Originally Posted by benjamin-benjami
i am not much of a tech guy (i know seems crazy i am on this forum!), but can someone explain to me in short bullet points the benefits to the cloud when it comes to gaming? thanks..
It's a bit easier to digest if you understand that gaming influenced by cloud tech has been around for a long, long time but only recently picked up its marketing name. There are two main types to be aware of right now:
Cloud streaming, which is when a remote server does all the gaming magic that your console usually does, encodes the action into a digital video which is then streamed directly to your console which then simply plays it back for you to see.
As you deliver inputs with your controller to affecs game play, your control signals are beamed to the server processing your game, makes adjustments and sends the updated visual feed back to you.Kinda like a YouTube stream whose action you can influence. Gaikai tech for the PlayStation machines will operate in this manner.
The other is Cloud processing, in which remote game servers are directly involved with the gaming magic that your console is doing as you play. Your console needs some work to be done (graphical, CPU processing, etc.), it sends the jobs to the remote server which then works on its assignments before sending the results back to your console for use. The console then has to weave the results into whatever it is doing so the player can benefit from it.
Needless to say, because of the limits of physics and sometimes unreliability of internet traffic, there are strong limitations as to what can be done with Cloud processing in an ction game setting. Either the developer has to have a Plan B ready for when the results are messed up or never arrive, or they only give the servers jobs where timing is a non-issue.
Cloud processing can be seen in many current games, though the fancy title hasn't been used for it. In Tekken Tag Tournament 2 for instance, everytime I go online for a new session, the game dloads the game play styles of other human opponents around the 'net. So if I decide to play the special one-player mode, I will fight against characters where the A..I. replicates the tactics that real people have used.

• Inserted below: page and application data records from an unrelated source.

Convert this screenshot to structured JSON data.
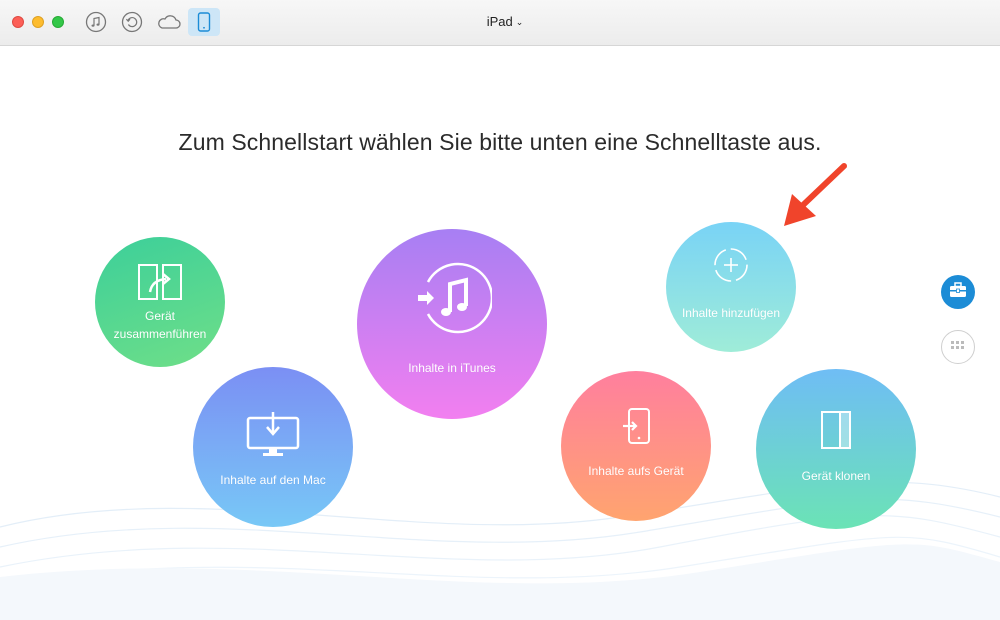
{
  "window": {
    "device_title": "iPad"
  },
  "toolbar": {
    "icons": [
      "music-note-icon",
      "restore-icon",
      "cloud-icon",
      "device-icon"
    ]
  },
  "main": {
    "headline": "Zum Schnellstart wählen Sie bitte unten eine Schnelltaste aus.",
    "actions": [
      {
        "label_line1": "Gerät",
        "label_line2": "zusammenführen",
        "icon": "merge-devices-icon"
      },
      {
        "label": "Inhalte auf den Mac",
        "icon": "monitor-download-icon"
      },
      {
        "label": "Inhalte in iTunes",
        "icon": "itunes-transfer-icon"
      },
      {
        "label": "Inhalte hinzufügen",
        "icon": "add-content-icon"
      },
      {
        "label": "Inhalte aufs Gerät",
        "icon": "device-import-icon"
      },
      {
        "label": "Gerät klonen",
        "icon": "clone-device-icon"
      }
    ]
  },
  "sidebar": {
    "buttons": [
      "toolkit-icon",
      "grid-icon"
    ]
  },
  "colors": {
    "accent_blue": "#1c8cd6",
    "arrow_red": "#f0442b"
  }
}
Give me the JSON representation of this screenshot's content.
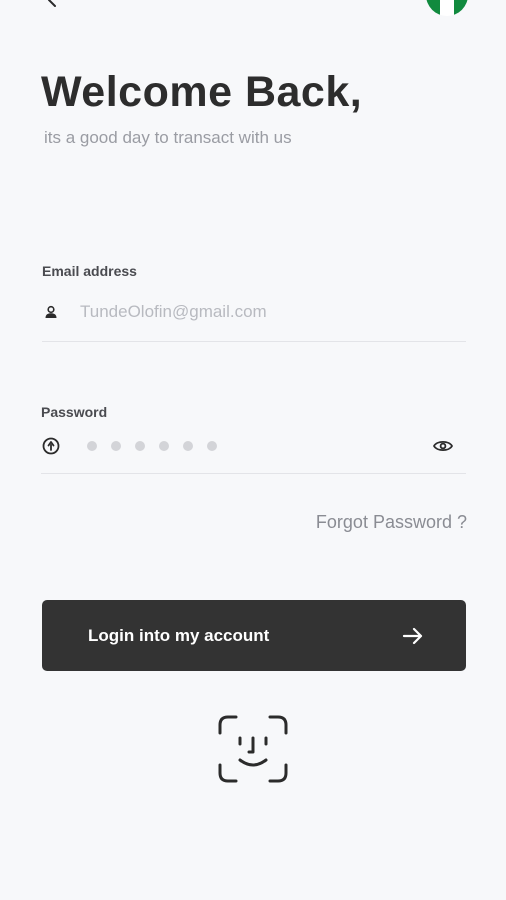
{
  "header": {
    "back_icon": "chevron-left-icon",
    "flag_icon": "nigeria-flag-icon",
    "flag_colors": [
      "#118a3e",
      "#ffffff",
      "#118a3e"
    ]
  },
  "welcome": {
    "title": "Welcome Back,",
    "subtitle": "its a good day to transact with us"
  },
  "email": {
    "label": "Email address",
    "placeholder": "TundeOlofin@gmail.com",
    "value": "",
    "icon": "user-icon"
  },
  "password": {
    "label": "Password",
    "masked_length": 6,
    "icon": "lock-icon",
    "toggle_icon": "eye-icon"
  },
  "forgot_password": "Forgot Password ?",
  "login_button": {
    "label": "Login into my account",
    "icon": "arrow-right-icon",
    "background": "#333333"
  },
  "biometric": {
    "icon": "face-id-icon"
  }
}
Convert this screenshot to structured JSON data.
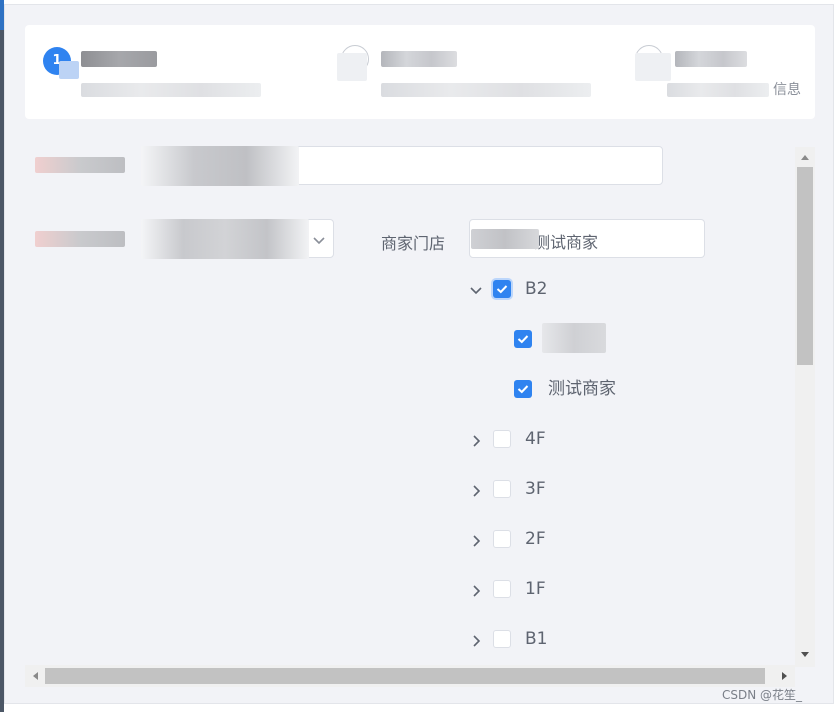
{
  "steps": {
    "step1_number": "1",
    "end_text": "信息"
  },
  "form": {
    "store_label": "商家门店",
    "store_value_suffix": "测试商家"
  },
  "tree": [
    {
      "label": "B2",
      "checked": true,
      "expanded": true,
      "level": 0
    },
    {
      "label": "",
      "checked": true,
      "level": 1
    },
    {
      "label": "测试商家",
      "checked": true,
      "level": 1
    },
    {
      "label": "4F",
      "checked": false,
      "expanded": false,
      "level": 0
    },
    {
      "label": "3F",
      "checked": false,
      "expanded": false,
      "level": 0
    },
    {
      "label": "2F",
      "checked": false,
      "expanded": false,
      "level": 0
    },
    {
      "label": "1F",
      "checked": false,
      "expanded": false,
      "level": 0
    },
    {
      "label": "B1",
      "checked": false,
      "expanded": false,
      "level": 0
    }
  ],
  "watermark": "CSDN @花笙_",
  "colors": {
    "accent": "#2f83f0",
    "background": "#f2f3f7",
    "text": "#5e6470"
  }
}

So because Cloud processing is so specific to whatever a developer is doing, it is not a console-specific feature at all. Any game maker can (and will, at least in MMOs) have Cloud processing plugged into their title provided they are willing to pay for the remote server processing to do it AND have specced out how to not impact action game play, or the processing to be done is so limited and shallow that a ton of gamers' needs can be working on calculations on each individual server (i.e. the Tekken example).